- Pelvic pain
- Weight gain
- Difficulty losing weight
- Excess hair growth on the face, chest, back, or stomach
- Thinning hair on the head
- Oily skin or acne
- Skin tags
- Darkened skin on the neck or armpits
- Pain during sex
If you have any of the above symptoms, it is important to consult your doctor to rule out other conditions and to get a proper diagnosis.
Can PCOS Be Avoided?
The root causes of PCOS are varying and are still relatively unknown. As such, PCOS cannot be entirely prevented. However, early diagnosis and treatment can help lessen the effects of PCOS on your health and fertility.
There are also lifestyle changes that can help lessen the symptoms of PCOS. Maintaining a healthy weight, getting regular exercise, and eating a balanced diet can all help to regulate hormone levels and reduce the symptoms of PCOS. Plus, reducing stress levels can also help to regulate hormone levels and improve your overall health. When it comes to fertility, treatments available can help you conceive even if you have PCOS.
Avoidance of PCOS is not 100% possible, but early diagnosis and treatment can help lessen the effects of the syndrome.

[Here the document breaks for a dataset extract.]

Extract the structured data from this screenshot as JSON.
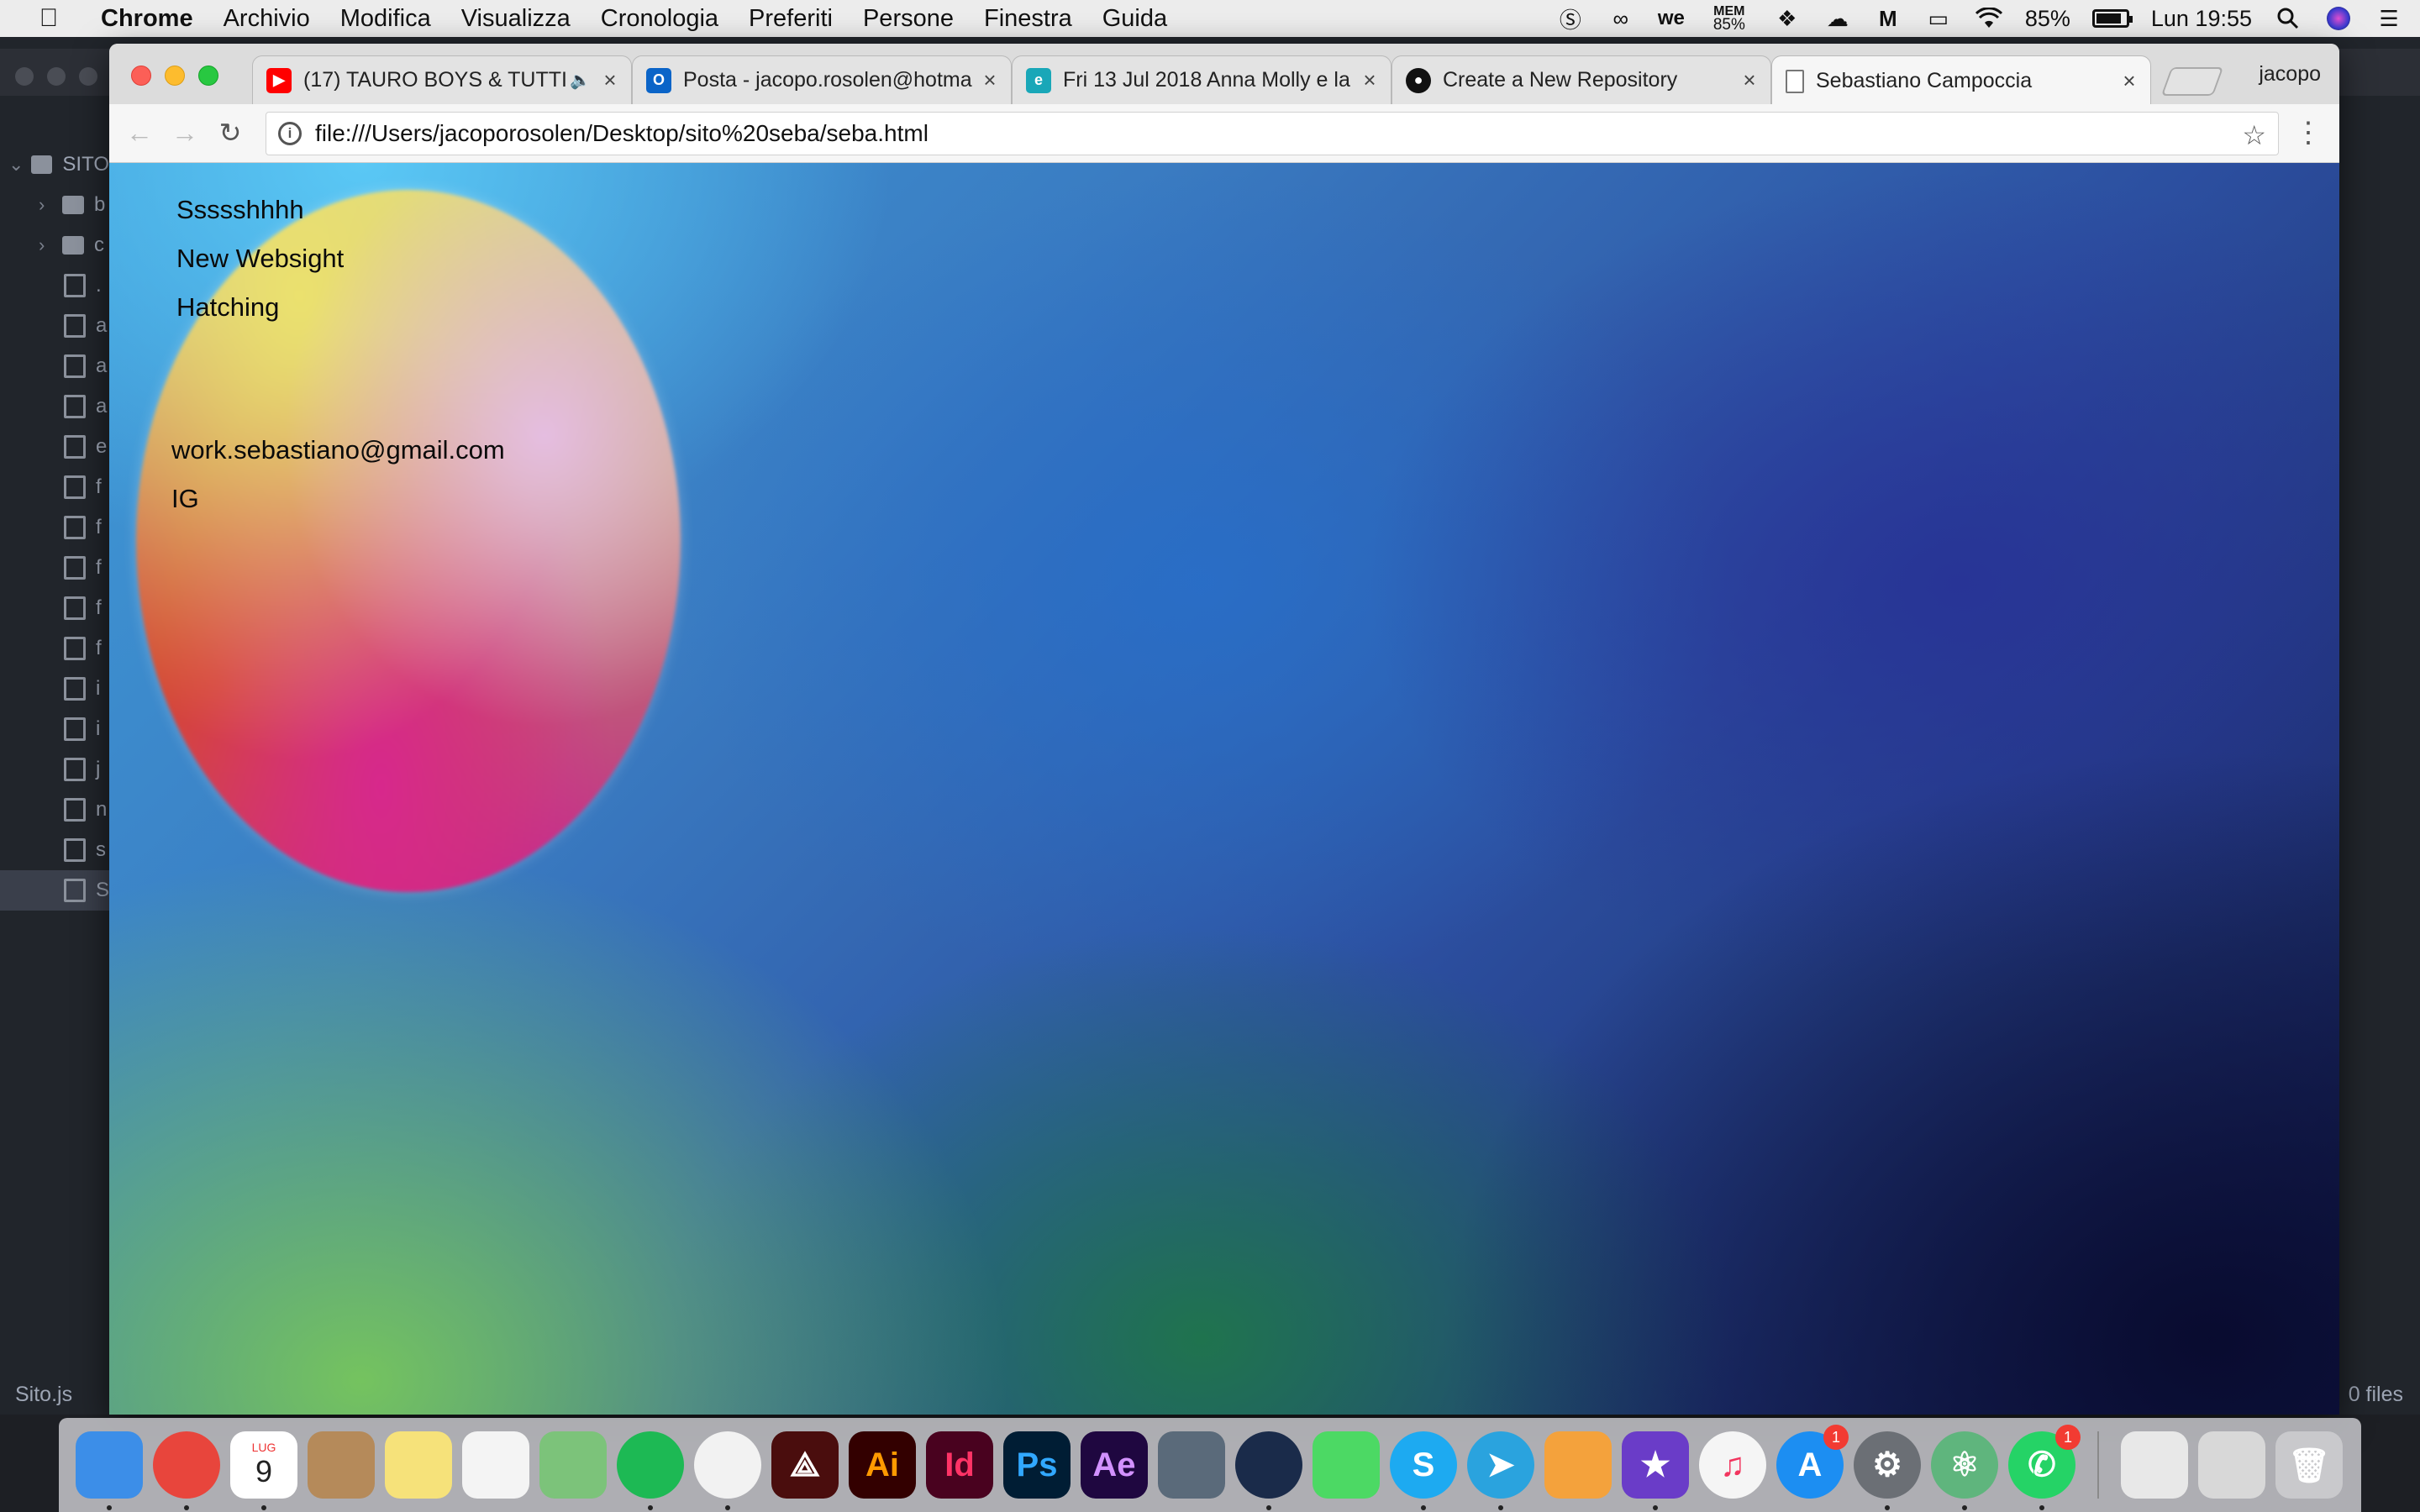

If you have a family history of PCOS, you should be:
- Eating a healthy diet
- Exercising regularly
- Reducing stress
- Maintaining a healthy weight
- Try to avoid any processed foods, sugary drinks, and foods high in unhealthy fats.
- Getting your hormones checked regularly
- Having frequent ultrasounds to check for any enlargement of the ovaries or the presence of cysts
- Trying to conceive as early as possible if you would like to have children
Getting to the core of the problem with PCOS begins with visiting your doctor. Early preventative measures may be able to help lessen the effects of PCOS on your health, fertility, and quality of life.
What Are PCOS Treatments?
The most common treatment for PCOS is birth control pills to regulate hormone levels. Other treatments include weight loss, fertility treatments, and diabetes and cholesterol medications.
There is no cure for PCOS, but treatments can help manage the symptoms. Cysts may go away on their own, but they often return. These can be controlled with medication, but it is important to manage PCOS to avoid long-term health complications.
For infertility, treatments may include fertility drugs, surgery to remove cysts, or in-vitro fertilization. If you are overweight, weight loss can help regulate hormone levels and improve fertility.
PCOS can also lead to diabetes and heart disease, so it is essential to manage these conditions with medication.
The Functional Medicine Approach to PCOS
The functional medicine model is a holistic, patient-centered approach to medicine, which recognizes the importance of identifying and addressing underlying causes of chronic illness, not just masking symptoms with medications.
Functional medicine practitioners use a comprehensive, individualized, and integrative approach, looking at all aspects of a person’s lifestyle, diet, environment, and genetics to identify the underlying causes of illness, and then develop a tailored health program to restore balance and heal the body.
The good news is that the functional medicine approach to PCOS has been shown to be highly effective in reducing symptoms and restoring fertility, and it can be used alongside standard medical treatments like hormone therapy or IVF, or as a standalone treatment.
The functional medicine approach to PCOS involves:
- Uncovering and addressing underlying causes of PCOS
- Identifying and treating hormonal imbalances
- Improving insulin sensitivity
- Reducing inflammation
- Supporting detoxification
Your practitioner should take a comprehensive and individualized approach to identify the underlying causes of your PCOS, and developing a tailored health program to restore balance and heal your body.
The root cause of PCOS is unknown. There may be genetic, hormonal, and environmental factors involved. And while there is no cure, plenty of treatment options are quite effective.
So, when it comes to PCOS, the best thing you can do is to educate yourself about the condition and then work with your doctor to develop a treatment plan that’s right for you. Preventative care is the best way to keep PCOS from becoming a problem in the first place, so make sure to see your doctor for regular checkups, even if you’re not currently experiencing any symptoms.